WORK INSTRUCTIONS: Please give the listing underneath again, exactly as shown.

DATASET RECORDS:
%%

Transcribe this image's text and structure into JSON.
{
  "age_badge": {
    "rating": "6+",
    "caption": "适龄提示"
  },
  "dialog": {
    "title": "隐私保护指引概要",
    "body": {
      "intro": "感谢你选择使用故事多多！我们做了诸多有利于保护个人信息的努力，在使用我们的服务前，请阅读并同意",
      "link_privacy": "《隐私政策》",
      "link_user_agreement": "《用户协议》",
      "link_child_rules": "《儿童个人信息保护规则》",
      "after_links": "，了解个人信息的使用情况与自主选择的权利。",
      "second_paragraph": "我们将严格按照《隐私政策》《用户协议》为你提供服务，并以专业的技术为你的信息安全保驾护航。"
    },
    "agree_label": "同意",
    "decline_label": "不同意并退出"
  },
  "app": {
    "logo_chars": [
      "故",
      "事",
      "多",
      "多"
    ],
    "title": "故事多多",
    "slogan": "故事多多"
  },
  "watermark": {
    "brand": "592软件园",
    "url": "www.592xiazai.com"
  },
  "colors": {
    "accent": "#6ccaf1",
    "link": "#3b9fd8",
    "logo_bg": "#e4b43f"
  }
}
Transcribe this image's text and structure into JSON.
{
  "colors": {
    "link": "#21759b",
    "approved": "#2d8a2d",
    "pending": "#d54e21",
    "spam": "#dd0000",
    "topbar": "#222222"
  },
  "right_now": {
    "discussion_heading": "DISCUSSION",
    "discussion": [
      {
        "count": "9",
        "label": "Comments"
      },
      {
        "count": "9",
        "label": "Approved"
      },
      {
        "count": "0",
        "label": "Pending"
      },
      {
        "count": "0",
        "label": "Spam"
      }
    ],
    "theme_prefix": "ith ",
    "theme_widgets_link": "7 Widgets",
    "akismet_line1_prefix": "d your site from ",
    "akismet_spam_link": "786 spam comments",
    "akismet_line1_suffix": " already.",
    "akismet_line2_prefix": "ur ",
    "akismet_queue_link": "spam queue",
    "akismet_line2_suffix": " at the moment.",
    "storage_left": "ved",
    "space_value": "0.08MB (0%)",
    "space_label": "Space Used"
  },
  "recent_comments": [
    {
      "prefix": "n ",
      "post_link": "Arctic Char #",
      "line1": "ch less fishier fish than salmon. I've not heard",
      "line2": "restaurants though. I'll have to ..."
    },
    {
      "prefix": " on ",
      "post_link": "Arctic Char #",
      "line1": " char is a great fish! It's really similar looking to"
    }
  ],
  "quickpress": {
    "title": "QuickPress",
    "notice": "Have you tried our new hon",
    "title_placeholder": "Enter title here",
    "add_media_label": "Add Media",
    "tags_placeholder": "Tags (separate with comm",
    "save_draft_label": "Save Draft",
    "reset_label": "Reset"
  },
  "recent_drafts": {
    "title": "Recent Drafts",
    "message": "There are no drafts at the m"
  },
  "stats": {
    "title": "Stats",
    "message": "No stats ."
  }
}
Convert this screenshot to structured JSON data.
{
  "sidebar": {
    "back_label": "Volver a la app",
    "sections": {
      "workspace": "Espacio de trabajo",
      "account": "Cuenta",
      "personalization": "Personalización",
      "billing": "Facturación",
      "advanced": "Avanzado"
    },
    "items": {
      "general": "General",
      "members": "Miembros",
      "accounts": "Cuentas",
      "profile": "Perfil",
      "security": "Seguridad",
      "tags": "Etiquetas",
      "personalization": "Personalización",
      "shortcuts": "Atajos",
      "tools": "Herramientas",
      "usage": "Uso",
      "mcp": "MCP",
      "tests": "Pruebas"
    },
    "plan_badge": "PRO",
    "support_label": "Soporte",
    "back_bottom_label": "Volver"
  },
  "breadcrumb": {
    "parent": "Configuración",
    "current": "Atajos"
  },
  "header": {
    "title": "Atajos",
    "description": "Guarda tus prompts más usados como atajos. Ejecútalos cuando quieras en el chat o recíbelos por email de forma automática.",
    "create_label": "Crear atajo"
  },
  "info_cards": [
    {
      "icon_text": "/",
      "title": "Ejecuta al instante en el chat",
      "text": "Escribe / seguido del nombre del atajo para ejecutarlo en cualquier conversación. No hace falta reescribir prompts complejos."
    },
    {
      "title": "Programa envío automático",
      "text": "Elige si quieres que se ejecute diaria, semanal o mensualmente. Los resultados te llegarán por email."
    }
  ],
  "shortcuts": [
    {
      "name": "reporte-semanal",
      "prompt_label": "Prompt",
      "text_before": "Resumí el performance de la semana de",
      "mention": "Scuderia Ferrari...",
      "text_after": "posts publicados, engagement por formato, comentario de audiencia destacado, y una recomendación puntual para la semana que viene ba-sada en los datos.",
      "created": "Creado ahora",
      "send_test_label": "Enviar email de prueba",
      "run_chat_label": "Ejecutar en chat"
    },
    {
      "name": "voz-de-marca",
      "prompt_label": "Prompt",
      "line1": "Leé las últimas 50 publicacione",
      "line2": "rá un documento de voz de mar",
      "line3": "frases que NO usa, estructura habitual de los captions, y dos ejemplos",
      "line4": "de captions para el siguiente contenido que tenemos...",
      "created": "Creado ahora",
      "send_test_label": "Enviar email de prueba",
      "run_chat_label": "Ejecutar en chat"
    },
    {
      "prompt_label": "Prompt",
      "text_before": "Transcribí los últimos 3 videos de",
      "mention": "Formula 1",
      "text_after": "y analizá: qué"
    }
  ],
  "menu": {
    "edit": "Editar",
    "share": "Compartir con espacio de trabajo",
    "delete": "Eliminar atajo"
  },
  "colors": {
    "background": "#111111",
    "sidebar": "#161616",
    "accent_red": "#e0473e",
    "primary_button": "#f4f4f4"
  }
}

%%

OUTPUT OF THE EXERCISE:
Transcribe this image's text and structure into JSON.
{
  "age_badge": {
    "rating": "6+",
    "caption": "适龄提示"
  },
  "dialog": {
    "title": "隐私保护指引概要",
    "body": {
      "intro": "感谢你选择使用故事多多！我们做了诸多有利于保护个人信息的努力，在使用我们的服务前，请阅读并同意",
      "link_privacy": "《隐私政策》",
      "link_user_agreement": "《用户协议》",
      "link_child_rules": "《儿童个人信息保护规则》",
      "after_links": "，了解个人信息的使用情况与自主选择的权利。",
      "second_paragraph": "我们将严格按照《隐私政策》《用户协议》为你提供服务，并以专业的技术为你的信息安全保驾护航。"
    },
    "agree_label": "同意",
    "decline_label": "不同意并退出"
  },
  "app": {
    "logo_chars": [
      "故",
      "事",
      "多",
      "多"
    ],
    "title": "故事多多",
    "slogan": "故事多多"
  },
  "watermark": {
    "brand": "592软件园",
    "url": "www.592xiazai.com"
  },
  "colors": {
    "accent": "#6ccaf1",
    "link": "#3b9fd8",
    "logo_bg": "#e4b43f"
  }
}
Transcribe this image's text and structure into JSON.
{
  "colors": {
    "link": "#21759b",
    "approved": "#2d8a2d",
    "pending": "#d54e21",
    "spam": "#dd0000",
    "topbar": "#222222"
  },
  "right_now": {
    "discussion_heading": "DISCUSSION",
    "discussion": [
      {
        "count": "9",
        "label": "Comments"
      },
      {
        "count": "9",
        "label": "Approved"
      },
      {
        "count": "0",
        "label": "Pending"
      },
      {
        "count": "0",
        "label": "Spam"
      }
    ],
    "theme_prefix": "ith ",
    "theme_widgets_link": "7 Widgets",
    "akismet_line1_prefix": "d your site from ",
    "akismet_spam_link": "786 spam comments",
    "akismet_line1_suffix": " already.",
    "akismet_line2_prefix": "ur ",
    "akismet_queue_link": "spam queue",
    "akismet_line2_suffix": " at the moment.",
    "storage_left": "ved",
    "space_value": "0.08MB (0%)",
    "space_label": "Space Used"
  },
  "recent_comments": [
    {
      "prefix": "n ",
      "post_link": "Arctic Char #",
      "line1": "ch less fishier fish than salmon. I've not heard",
      "line2": "restaurants though. I'll have to ..."
    },
    {
      "prefix": " on ",
      "post_link": "Arctic Char #",
      "line1": " char is a great fish! It's really similar looking to"
    }
  ],
  "quickpress": {
    "title": "QuickPress",
    "notice": "Have you tried our new hon",
    "title_placeholder": "Enter title here",
    "add_media_label": "Add Media",
    "tags_placeholder": "Tags (separate with comm",
    "save_draft_label": "Save Draft",
    "reset_label": "Reset"
  },
  "recent_drafts": {
    "title": "Recent Drafts",
    "message": "There are no drafts at the m"
  },
  "stats": {
    "title": "Stats",
    "message": "No stats ."
  }
}
Convert this screenshot to structured JSON data.
{
  "sidebar": {
    "back_label": "Volver a la app",
    "sections": {
      "workspace": "Espacio de trabajo",
      "account": "Cuenta",
      "personalization": "Personalización",
      "billing": "Facturación",
      "advanced": "Avanzado"
    },
    "items": {
      "general": "General",
      "members": "Miembros",
      "accounts": "Cuentas",
      "profile": "Perfil",
      "security": "Seguridad",
      "tags": "Etiquetas",
      "personalization": "Personalización",
      "shortcuts": "Atajos",
      "tools": "Herramientas",
      "usage": "Uso",
      "mcp": "MCP",
      "tests": "Pruebas"
    },
    "plan_badge": "PRO",
    "support_label": "Soporte",
    "back_bottom_label": "Volver"
  },
  "breadcrumb": {
    "parent": "Configuración",
    "current": "Atajos"
  },
  "header": {
    "title": "Atajos",
    "description": "Guarda tus prompts más usados como atajos. Ejecútalos cuando quieras en el chat o recíbelos por email de forma automática.",
    "create_label": "Crear atajo"
  },
  "info_cards": [
    {
      "icon_text": "/",
      "title": "Ejecuta al instante en el chat",
      "text": "Escribe / seguido del nombre del atajo para ejecutarlo en cualquier conversación. No hace falta reescribir prompts complejos."
    },
    {
      "title": "Programa envío automático",
      "text": "Elige si quieres que se ejecute diaria, semanal o mensualmente. Los resultados te llegarán por email."
    }
  ],
  "shortcuts": [
    {
      "name": "reporte-semanal",
      "prompt_label": "Prompt",
      "text_before": "Resumí el performance de la semana de",
      "mention": "Scuderia Ferrari...",
      "text_after": "posts publicados, engagement por formato, comentario de audiencia destacado, y una recomendación puntual para la semana que viene ba-sada en los datos.",
      "created": "Creado ahora",
      "send_test_label": "Enviar email de prueba",
      "run_chat_label": "Ejecutar en chat"
    },
    {
      "name": "voz-de-marca",
      "prompt_label": "Prompt",
      "line1": "Leé las últimas 50 publicacione",
      "line2": "rá un documento de voz de mar",
      "line3": "frases que NO usa, estructura habitual de los captions, y dos ejemplos",
      "line4": "de captions para el siguiente contenido que tenemos...",
      "created": "Creado ahora",
      "send_test_label": "Enviar email de prueba",
      "run_chat_label": "Ejecutar en chat"
    },
    {
      "prompt_label": "Prompt",
      "text_before": "Transcribí los últimos 3 videos de",
      "mention": "Formula 1",
      "text_after": "y analizá: qué"
    }
  ],
  "menu": {
    "edit": "Editar",
    "share": "Compartir con espacio de trabajo",
    "delete": "Eliminar atajo"
  },
  "colors": {
    "background": "#111111",
    "sidebar": "#161616",
    "accent_red": "#e0473e",
    "primary_button": "#f4f4f4"
  }
}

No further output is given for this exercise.